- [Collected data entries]
· · · · ·

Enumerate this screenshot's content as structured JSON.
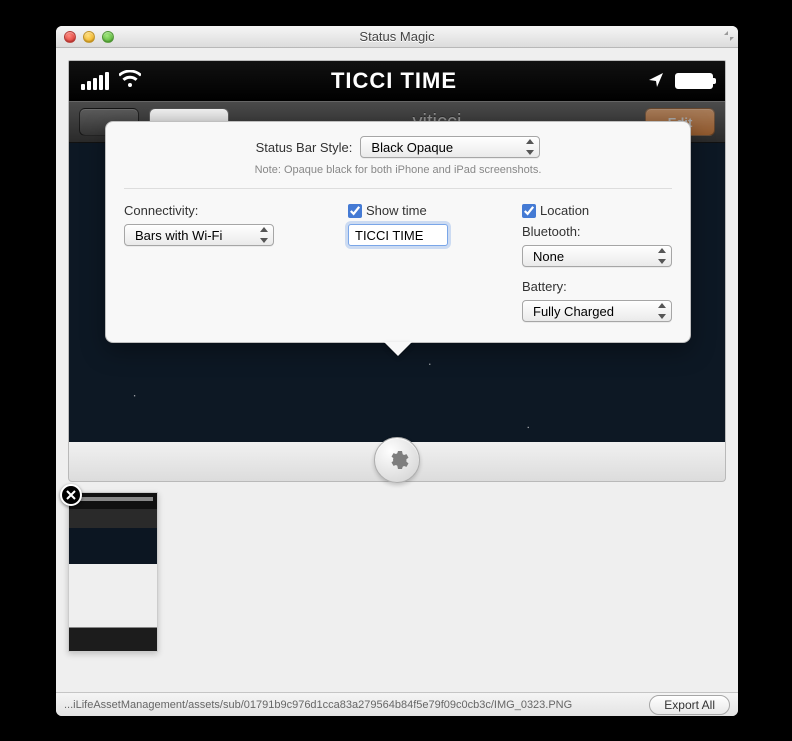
{
  "window": {
    "title": "Status Magic"
  },
  "statusbar": {
    "time_text": "TICCI TIME"
  },
  "device": {
    "center_label": "viticci",
    "edit_label": "Edit"
  },
  "popover": {
    "style_label": "Status Bar Style:",
    "style_value": "Black Opaque",
    "note": "Note: Opaque black for both iPhone and iPad screenshots.",
    "connectivity_label": "Connectivity:",
    "connectivity_value": "Bars with Wi-Fi",
    "show_time_label": "Show time",
    "show_time_checked": true,
    "time_value": "TICCI TIME",
    "location_label": "Location",
    "location_checked": true,
    "bluetooth_label": "Bluetooth:",
    "bluetooth_value": "None",
    "battery_label": "Battery:",
    "battery_value": "Fully Charged"
  },
  "footer": {
    "path": "...iLifeAssetManagement/assets/sub/01791b9c976d1cca83a279564b84f5e79f09c0cb3c/IMG_0323.PNG",
    "export_label": "Export All"
  }
}
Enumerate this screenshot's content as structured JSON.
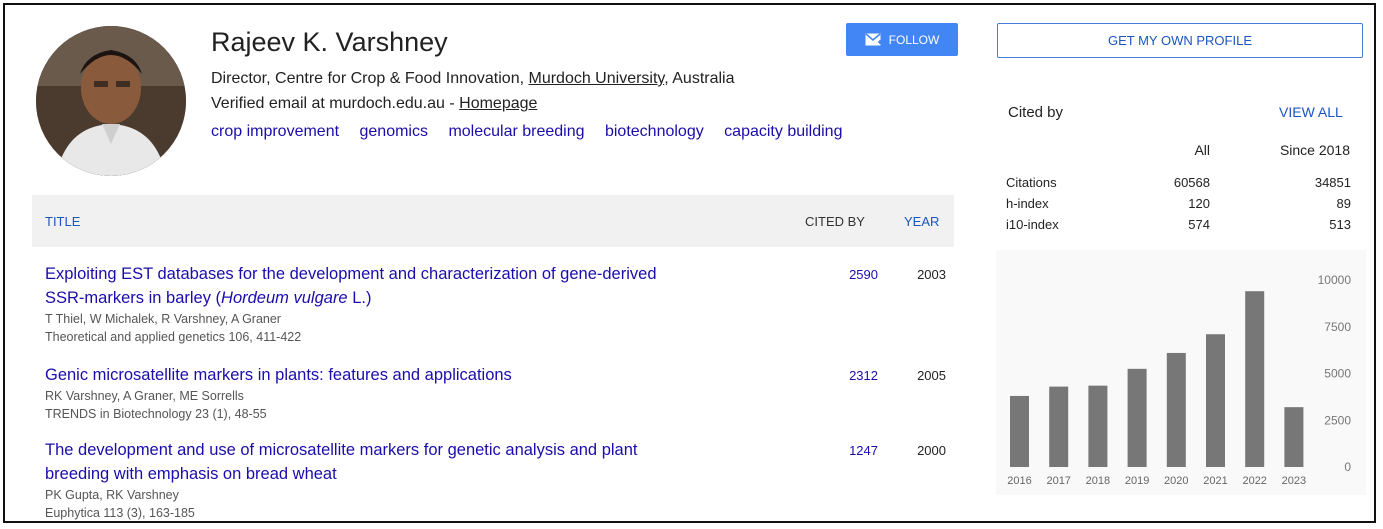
{
  "profile": {
    "name": "Rajeev K. Varshney",
    "affiliation_prefix": "Director, Centre for Crop & Food Innovation, ",
    "affiliation_link": "Murdoch University",
    "affiliation_suffix": ", Australia",
    "email_text": "Verified email at murdoch.edu.au - ",
    "homepage_label": "Homepage",
    "interests": [
      "crop improvement",
      "genomics",
      "molecular breeding",
      "biotechnology",
      "capacity building"
    ]
  },
  "buttons": {
    "follow": "FOLLOW",
    "get_own_profile": "GET MY OWN PROFILE"
  },
  "table": {
    "col_title": "TITLE",
    "col_cited_by": "CITED BY",
    "col_year": "YEAR",
    "rows": [
      {
        "title_line1": "Exploiting EST databases for the development and characterization of gene-derived",
        "title_line2_prefix": "SSR-markers in barley (",
        "title_line2_italic": "Hordeum vulgare",
        "title_line2_suffix": " L.)",
        "authors": "T Thiel, W Michalek, R Varshney, A Graner",
        "venue": "Theoretical and applied genetics 106, 411-422",
        "cited_by": "2590",
        "year": "2003"
      },
      {
        "title_line1": "Genic microsatellite markers in plants: features and applications",
        "authors": "RK Varshney, A Graner, ME Sorrells",
        "venue": "TRENDS in Biotechnology 23 (1), 48-55",
        "cited_by": "2312",
        "year": "2005"
      },
      {
        "title_line1": "The development and use of microsatellite markers for genetic analysis and plant",
        "title_line2": "breeding with emphasis on bread wheat",
        "authors": "PK Gupta, RK Varshney",
        "venue": "Euphytica 113 (3), 163-185",
        "cited_by": "1247",
        "year": "2000"
      }
    ]
  },
  "cited_by": {
    "title": "Cited by",
    "view_all": "VIEW ALL",
    "col_all": "All",
    "col_since": "Since 2018",
    "stats": [
      {
        "label": "Citations",
        "all": "60568",
        "since": "34851"
      },
      {
        "label": "h-index",
        "all": "120",
        "since": "89"
      },
      {
        "label": "i10-index",
        "all": "574",
        "since": "513"
      }
    ]
  },
  "chart_data": {
    "type": "bar",
    "categories": [
      "2016",
      "2017",
      "2018",
      "2019",
      "2020",
      "2021",
      "2022",
      "2023"
    ],
    "values": [
      3800,
      4300,
      4350,
      5250,
      6100,
      7100,
      9400,
      3200
    ],
    "yticks": [
      "10000",
      "7500",
      "5000",
      "2500",
      "0"
    ],
    "ylim": [
      0,
      10000
    ],
    "bar_color": "#777777"
  }
}
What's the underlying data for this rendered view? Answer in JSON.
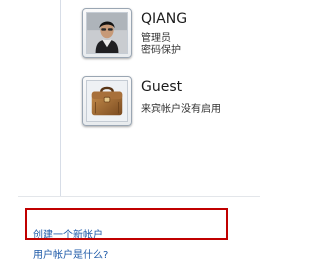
{
  "accounts": [
    {
      "name": "QIANG",
      "lines": [
        "管理员",
        "密码保护"
      ],
      "avatar_icon": "user-photo-icon"
    },
    {
      "name": "Guest",
      "lines": [
        "来宾帐户没有启用"
      ],
      "avatar_icon": "briefcase-icon"
    }
  ],
  "links": {
    "create_account": "创建一个新帐户",
    "what_is_account": "用户帐户是什么?"
  },
  "colors": {
    "link": "#1e5aa8",
    "highlight": "#c00000"
  }
}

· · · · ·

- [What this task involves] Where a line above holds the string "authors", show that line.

- [Solved exercise]
        "authors": "T Thiel, W Michalek, R Varshney, A Graner",
        "authors": "RK Varshney, A Graner, ME Sorrells",
        "authors": "PK Gupta, RK Varshney",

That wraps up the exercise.